Blockchain to provide Data Provenance Integrity and Privacy

Starting Date: June 2017
Duration: 3 Months
Time commitment: 20h/week
Prerequisites: Second year

Blockchain, also part of the cryptocurrencies, can be viewed as a potentially shared/semi-shared/private, immutable ledger for recording sequence of events or history of transactions. The blockchain technology can be deployed to provide a high-degree of trust, accountability and transparency associated with a set of transactions/events – especially log files and data provenance.

Data provenance is the field of recording the history of data, from its inceptions to various stages of the data lifecycle. Data provenance provides a detail picture of how a data item was collected, where it was stored and how it was used.
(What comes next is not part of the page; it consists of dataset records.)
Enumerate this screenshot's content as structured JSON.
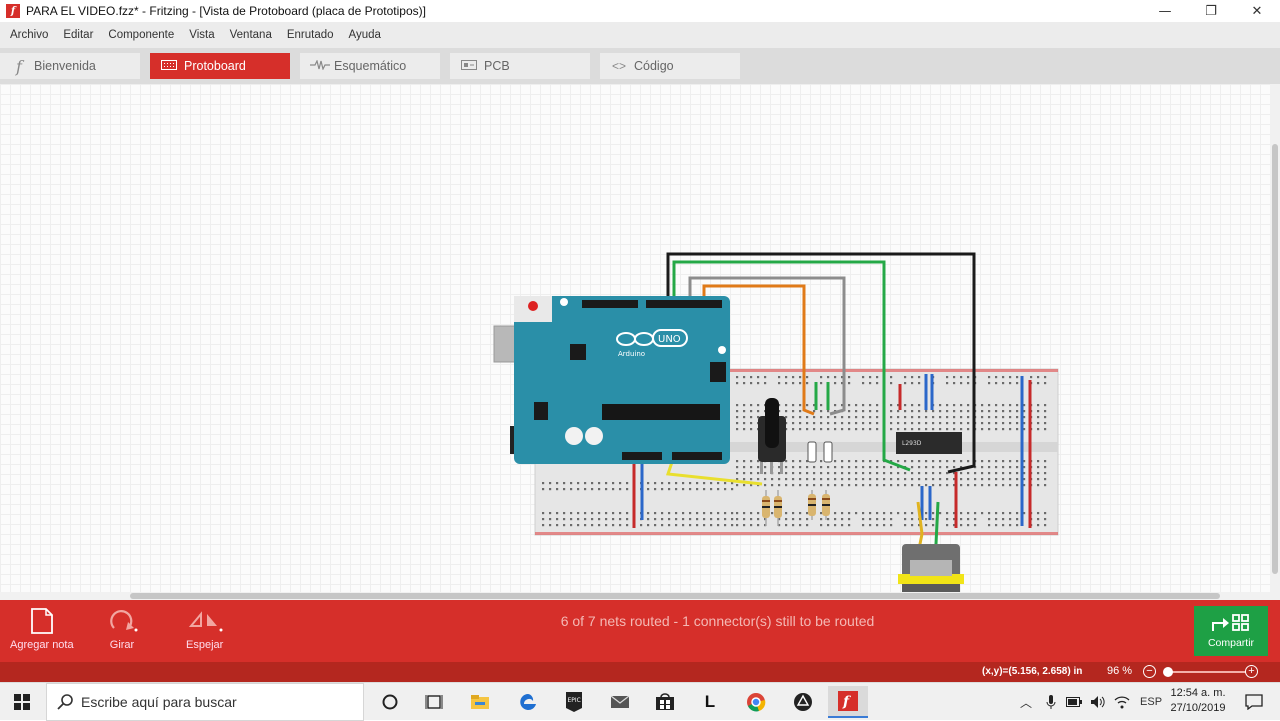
{
  "window": {
    "title": "PARA EL VIDEO.fzz* - Fritzing - [Vista de Protoboard (placa de Prototipos)]",
    "minimize": "—",
    "restore": "❐",
    "close": "✕"
  },
  "menu": [
    "Archivo",
    "Editar",
    "Componente",
    "Vista",
    "Ventana",
    "Enrutado",
    "Ayuda"
  ],
  "tabs": [
    {
      "label": "Bienvenida",
      "icon": "fritzing-f-icon",
      "active": false
    },
    {
      "label": "Protoboard",
      "icon": "breadboard-icon",
      "active": true
    },
    {
      "label": "Esquemático",
      "icon": "schematic-icon",
      "active": false
    },
    {
      "label": "PCB",
      "icon": "pcb-icon",
      "active": false
    },
    {
      "label": "Código",
      "icon": "code-icon",
      "active": false
    }
  ],
  "canvas": {
    "logo": "fritzing",
    "arduino_brand": "Arduino",
    "arduino_model": "UNO",
    "chip_label": "L293D"
  },
  "toolbar": {
    "note_label": "Agregar nota",
    "rotate_label": "Girar",
    "mirror_label": "Espejar",
    "routing_status": "6 of 7 nets routed - 1 connector(s) still to be routed",
    "share_label": "Compartir"
  },
  "status": {
    "coords": "(x,y)=(5.156, 2.658) in",
    "zoom": "96 %"
  },
  "taskbar": {
    "search_placeholder": "Escribe aquí para buscar",
    "language": "ESP",
    "time": "12:54 a. m.",
    "date": "27/10/2019",
    "l_app": "L",
    "epic_app": "EPIC"
  },
  "colors": {
    "accent": "#d62f2a",
    "share": "#1ea045",
    "arduino": "#2a8fa8"
  }
}
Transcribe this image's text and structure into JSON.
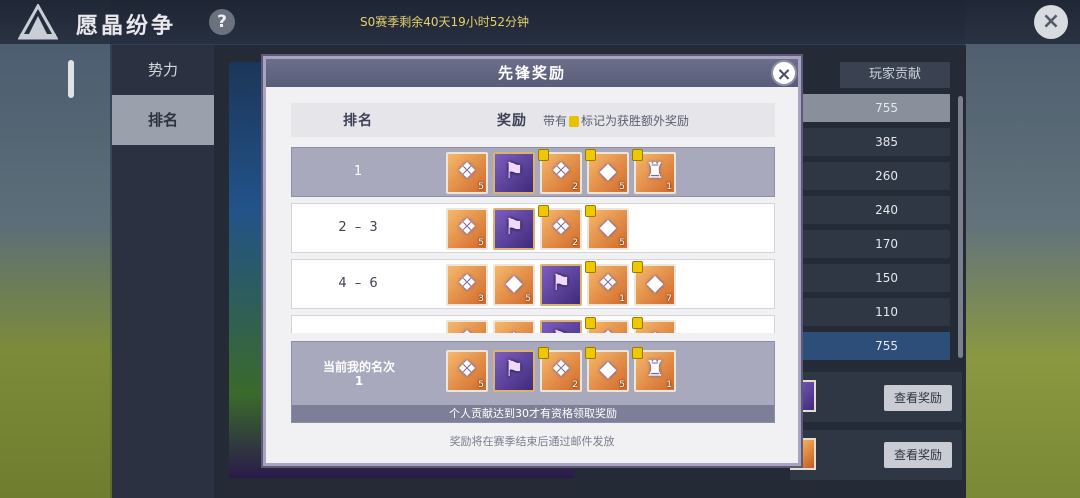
{
  "topbar": {
    "title": "愿晶纷争",
    "help_label": "?",
    "season_timer": "S0赛季剩余40天19小时52分钟",
    "close_label": "×"
  },
  "sidebar": {
    "tabs": [
      {
        "label": "势力",
        "active": false
      },
      {
        "label": "排名",
        "active": true
      }
    ]
  },
  "background": {
    "contrib_header": "玩家贡献",
    "contrib_values": [
      "755",
      "385",
      "260",
      "240",
      "170",
      "150",
      "110",
      "755"
    ],
    "view_reward_label": "查看奖励"
  },
  "modal": {
    "title": "先锋奖励",
    "close_label": "×",
    "col_rank": "排名",
    "col_reward": "奖励",
    "note_prefix": "带有",
    "note_suffix": "标记为获胜额外奖励",
    "rows": [
      {
        "rank": "1",
        "items": [
          {
            "icon": "crystal-drops",
            "qty": "5",
            "extra": false,
            "style": "orange"
          },
          {
            "icon": "purple-banner",
            "qty": "",
            "extra": false,
            "style": "purple"
          },
          {
            "icon": "crystal-drops",
            "qty": "2",
            "extra": true,
            "style": "orange"
          },
          {
            "icon": "crystal-drop",
            "qty": "5",
            "extra": true,
            "style": "orange"
          },
          {
            "icon": "trophy-chest",
            "qty": "1",
            "extra": true,
            "style": "orange"
          }
        ]
      },
      {
        "rank": "2 – 3",
        "items": [
          {
            "icon": "crystal-drops",
            "qty": "5",
            "extra": false,
            "style": "orange"
          },
          {
            "icon": "purple-banner",
            "qty": "",
            "extra": false,
            "style": "purple"
          },
          {
            "icon": "crystal-drops",
            "qty": "2",
            "extra": true,
            "style": "orange"
          },
          {
            "icon": "crystal-drop",
            "qty": "5",
            "extra": true,
            "style": "orange"
          }
        ]
      },
      {
        "rank": "4 – 6",
        "items": [
          {
            "icon": "crystal-drops",
            "qty": "3",
            "extra": false,
            "style": "orange"
          },
          {
            "icon": "crystal-drop",
            "qty": "5",
            "extra": false,
            "style": "orange"
          },
          {
            "icon": "purple-banner",
            "qty": "",
            "extra": false,
            "style": "purple"
          },
          {
            "icon": "crystal-drops",
            "qty": "1",
            "extra": true,
            "style": "orange"
          },
          {
            "icon": "crystal-drop",
            "qty": "7",
            "extra": true,
            "style": "orange"
          }
        ]
      },
      {
        "rank": "",
        "items": [
          {
            "icon": "crystal-drops",
            "qty": "",
            "extra": false,
            "style": "orange"
          },
          {
            "icon": "crystal-drop",
            "qty": "",
            "extra": false,
            "style": "orange"
          },
          {
            "icon": "purple-banner",
            "qty": "",
            "extra": false,
            "style": "purple"
          },
          {
            "icon": "crystal-drops",
            "qty": "",
            "extra": true,
            "style": "orange"
          },
          {
            "icon": "crystal-drop",
            "qty": "",
            "extra": true,
            "style": "orange"
          }
        ]
      }
    ],
    "my_rank": {
      "label": "当前我的名次",
      "value": "1",
      "items": [
        {
          "icon": "crystal-drops",
          "qty": "5",
          "extra": false,
          "style": "orange"
        },
        {
          "icon": "purple-banner",
          "qty": "",
          "extra": false,
          "style": "purple"
        },
        {
          "icon": "crystal-drops",
          "qty": "2",
          "extra": true,
          "style": "orange"
        },
        {
          "icon": "crystal-drop",
          "qty": "5",
          "extra": true,
          "style": "orange"
        },
        {
          "icon": "trophy-chest",
          "qty": "1",
          "extra": true,
          "style": "orange"
        }
      ],
      "notice": "个人贡献达到30才有资格领取奖励"
    },
    "footer": "奖励将在赛季结束后通过邮件发放"
  }
}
Such an information can be useful to data auditing and to understand whether the organisation is following its own stated data privacy policy.

Integrity of log files and data provenance record is of paramount importance to build a trustworthiness of such mechanisms – foundation of that is in the indelible proof of correctness of log files and provenance records. To provide an indelible proof that the collected provenance record is not altered or corrupted after collection. This project will look into blockchain technologies and implement an efficient integrity mechanism along with an integrity validation/attestation mechanism – independently verifiable by a third party. Enabling third parties to ascertain the trust in the data provenance, that can lead to accountability and transparency of data management activities.
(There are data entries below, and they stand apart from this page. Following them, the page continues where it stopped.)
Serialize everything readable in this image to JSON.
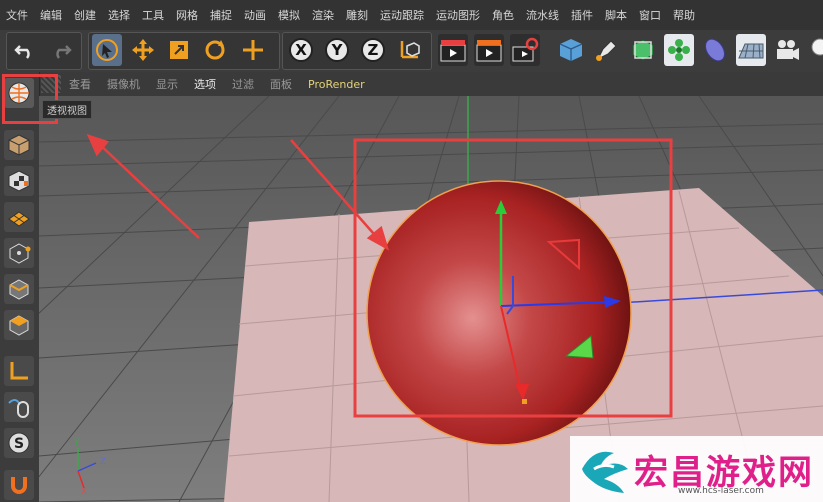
{
  "menu": {
    "items": [
      "文件",
      "编辑",
      "创建",
      "选择",
      "工具",
      "网格",
      "捕捉",
      "动画",
      "模拟",
      "渲染",
      "雕刻",
      "运动跟踪",
      "运动图形",
      "角色",
      "流水线",
      "插件",
      "脚本",
      "窗口",
      "帮助"
    ]
  },
  "toolbar": {
    "axis_x": "X",
    "axis_y": "Y",
    "axis_z": "Z"
  },
  "view_menu": {
    "items": [
      "查看",
      "摄像机",
      "显示",
      "选项",
      "过滤",
      "面板",
      "ProRender"
    ],
    "active": "选项"
  },
  "viewport": {
    "tooltip": "透视视图",
    "axis_labels": {
      "y": "Y",
      "z": "Z",
      "x": "X"
    }
  },
  "watermark": {
    "title": "宏昌游戏网",
    "url": "www.hcs-laser.com"
  },
  "colors": {
    "sphere": "#b02a2a",
    "highlight_box": "#e84040",
    "accent_orange": "#f0a020"
  }
}
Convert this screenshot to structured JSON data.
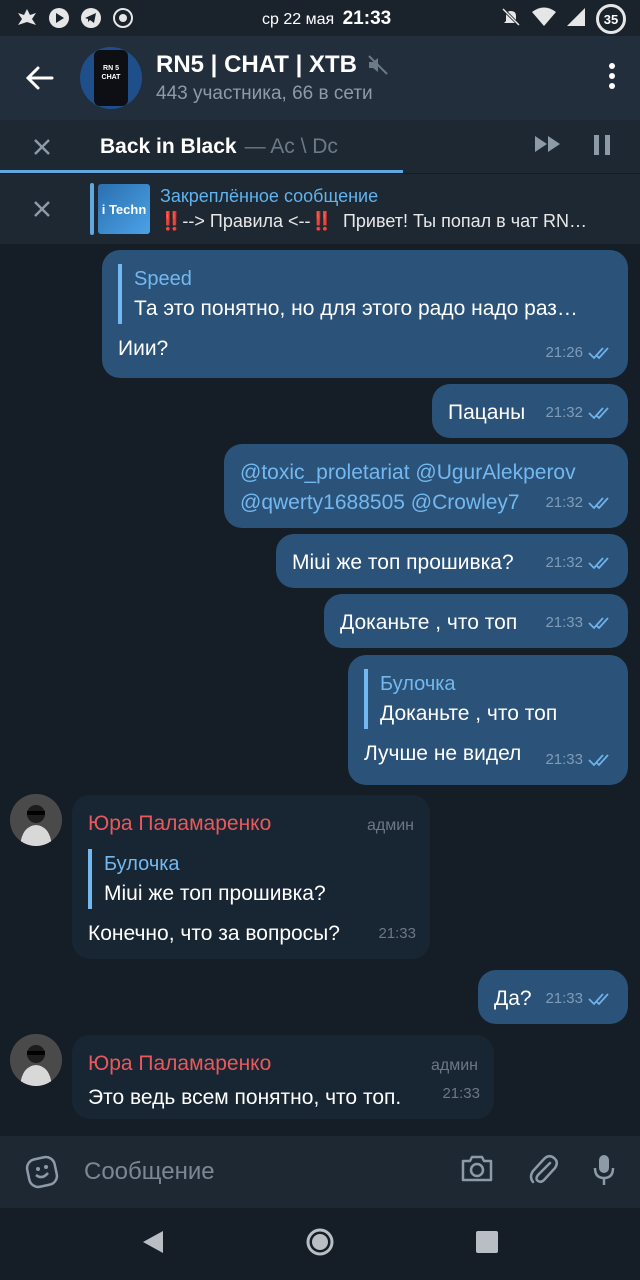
{
  "status_bar": {
    "date": "ср 22 мая",
    "time": "21:33",
    "battery": "35"
  },
  "header": {
    "title": "RN5 | CHAT | XTB",
    "subtitle": "443 участника, 66 в сети",
    "avatar_text_line1": "RN 5",
    "avatar_text_line2": "CHAT"
  },
  "music": {
    "title": "Back in Black",
    "artist": "— Ac \\ Dc",
    "progress": 0.63
  },
  "pinned": {
    "title": "Закреплённое сообщение",
    "thumb_text": "i Techn",
    "marker": "‼️",
    "text_part1": "--> Правила <--",
    "text_part2": "Привет! Ты попал в чат RN…"
  },
  "messages": [
    {
      "reply_name": "Speed",
      "reply_text": "Та это понятно, но для этого радо надо раз…",
      "text": "Иии?",
      "time": "21:26"
    },
    {
      "text": "Пацаны",
      "time": "21:32"
    },
    {
      "mentions_line1": "@toxic_proletariat @UgurAlekperov",
      "mentions_line2": "@qwerty1688505 @Crowley7",
      "time": "21:32"
    },
    {
      "text": "Miui же топ прошивка?",
      "time": "21:32"
    },
    {
      "text": "Доканьте , что топ",
      "time": "21:33"
    },
    {
      "reply_name": "Булочка",
      "reply_text": "Доканьте , что топ",
      "text": "Лучше не видел",
      "time": "21:33"
    },
    {
      "sender": "Юра Паламаренко",
      "role": "админ",
      "reply_name": "Булочка",
      "reply_text": "Miui же топ прошивка?",
      "text": "Конечно, что за вопросы?",
      "time": "21:33"
    },
    {
      "text": "Да?",
      "time": "21:33"
    },
    {
      "sender": "Юра Паламаренко",
      "role": "админ",
      "text": "Это ведь всем понятно, что топ.",
      "time": "21:33"
    }
  ],
  "input": {
    "placeholder": "Сообщение"
  },
  "colors": {
    "accent": "#5fa8e0",
    "outgoing_bubble": "#2b5278",
    "incoming_bubble": "#182533",
    "sender_name": "#e8595c",
    "background": "#151e27"
  }
}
 The student should have an interest in and willingness to use basic cryptography, ideally would have prior knowledge of basic integrity mechanism (e.g., Hash, Blockchains). Knowledge about blockchains would be a plus. Ideally, have a firm grasp of C or C++, Java, or C# programming language, and like experimenting with Operating Systems if required. Good time-management, communication, self-starter, self-organisation and strong writing skills. We would use git and latex to write up the results; prior experience of these would be helpful but not required.

It is intended that once the implementation is working and benchmarked, we would anticipate a conference paper being submitted for publication based on the implementation and subsequent benchmarking; the author of the code would be a co-author of this paper.